• What the task asks: Your output should consist of the data, copied exactly.

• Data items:
/---
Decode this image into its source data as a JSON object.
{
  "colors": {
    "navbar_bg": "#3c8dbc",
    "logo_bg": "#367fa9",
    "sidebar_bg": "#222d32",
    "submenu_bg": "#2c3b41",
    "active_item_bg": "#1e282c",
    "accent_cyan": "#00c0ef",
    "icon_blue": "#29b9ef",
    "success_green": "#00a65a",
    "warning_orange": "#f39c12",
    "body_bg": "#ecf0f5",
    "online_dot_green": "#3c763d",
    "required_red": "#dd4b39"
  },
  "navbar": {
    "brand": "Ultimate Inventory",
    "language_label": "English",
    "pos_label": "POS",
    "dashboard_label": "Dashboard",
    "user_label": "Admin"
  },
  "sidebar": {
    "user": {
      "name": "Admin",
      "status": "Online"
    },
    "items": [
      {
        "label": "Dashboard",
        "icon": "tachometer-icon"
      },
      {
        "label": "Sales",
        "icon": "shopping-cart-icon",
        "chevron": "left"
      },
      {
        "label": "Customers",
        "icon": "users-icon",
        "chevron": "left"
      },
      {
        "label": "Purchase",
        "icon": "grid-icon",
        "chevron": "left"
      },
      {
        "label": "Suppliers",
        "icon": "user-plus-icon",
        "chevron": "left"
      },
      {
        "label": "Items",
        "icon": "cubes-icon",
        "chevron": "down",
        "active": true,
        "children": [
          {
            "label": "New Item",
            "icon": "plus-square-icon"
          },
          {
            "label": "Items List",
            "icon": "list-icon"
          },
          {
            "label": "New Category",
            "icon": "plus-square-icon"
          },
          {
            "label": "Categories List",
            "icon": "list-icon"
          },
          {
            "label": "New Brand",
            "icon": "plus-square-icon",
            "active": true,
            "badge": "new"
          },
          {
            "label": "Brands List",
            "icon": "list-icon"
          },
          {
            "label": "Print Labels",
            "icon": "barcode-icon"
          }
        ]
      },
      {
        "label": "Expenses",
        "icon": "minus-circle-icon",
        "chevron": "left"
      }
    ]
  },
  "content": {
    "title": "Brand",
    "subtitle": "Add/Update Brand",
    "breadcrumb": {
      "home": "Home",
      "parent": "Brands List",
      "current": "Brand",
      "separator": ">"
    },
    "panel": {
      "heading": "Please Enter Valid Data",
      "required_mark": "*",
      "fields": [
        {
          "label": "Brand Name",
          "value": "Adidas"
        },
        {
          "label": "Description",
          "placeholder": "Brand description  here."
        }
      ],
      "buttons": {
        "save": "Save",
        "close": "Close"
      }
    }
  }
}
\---
• Solution:
Decode this image into its source data as a JSON object.
{
  "colors": {
    "navbar_bg": "#3c8dbc",
    "logo_bg": "#367fa9",
    "sidebar_bg": "#222d32",
    "submenu_bg": "#2c3b41",
    "active_item_bg": "#1e282c",
    "accent_cyan": "#00c0ef",
    "icon_blue": "#29b9ef",
    "success_green": "#00a65a",
    "warning_orange": "#f39c12",
    "body_bg": "#ecf0f5",
    "online_dot_green": "#3c763d",
    "required_red": "#dd4b39"
  },
  "navbar": {
    "brand": "Ultimate Inventory",
    "language_label": "English",
    "pos_label": "POS",
    "dashboard_label": "Dashboard",
    "user_label": "Admin"
  },
  "sidebar": {
    "user": {
      "name": "Admin",
      "status": "Online"
    },
    "items": [
      {
        "label": "Dashboard",
        "icon": "tachometer-icon"
      },
      {
        "label": "Sales",
        "icon": "shopping-cart-icon",
        "chevron": "left"
      },
      {
        "label": "Customers",
        "icon": "users-icon",
        "chevron": "left"
      },
      {
        "label": "Purchase",
        "icon": "grid-icon",
        "chevron": "left"
      },
      {
        "label": "Suppliers",
        "icon": "user-plus-icon",
        "chevron": "left"
      },
      {
        "label": "Items",
        "icon": "cubes-icon",
        "chevron": "down",
        "active": true,
        "children": [
          {
            "label": "New Item",
            "icon": "plus-square-icon"
          },
          {
            "label": "Items List",
            "icon": "list-icon"
          },
          {
            "label": "New Category",
            "icon": "plus-square-icon"
          },
          {
            "label": "Categories List",
            "icon": "list-icon"
          },
          {
            "label": "New Brand",
            "icon": "plus-square-icon",
            "active": true,
            "badge": "new"
          },
          {
            "label": "Brands List",
            "icon": "list-icon"
          },
          {
            "label": "Print Labels",
            "icon": "barcode-icon"
          }
        ]
      },
      {
        "label": "Expenses",
        "icon": "minus-circle-icon",
        "chevron": "left"
      }
    ]
  },
  "content": {
    "title": "Brand",
    "subtitle": "Add/Update Brand",
    "breadcrumb": {
      "home": "Home",
      "parent": "Brands List",
      "current": "Brand",
      "separator": ">"
    },
    "panel": {
      "heading": "Please Enter Valid Data",
      "required_mark": "*",
      "fields": [
        {
          "label": "Brand Name",
          "value": "Adidas"
        },
        {
          "label": "Description",
          "placeholder": "Brand description  here."
        }
      ],
      "buttons": {
        "save": "Save",
        "close": "Close"
      }
    }
  }
}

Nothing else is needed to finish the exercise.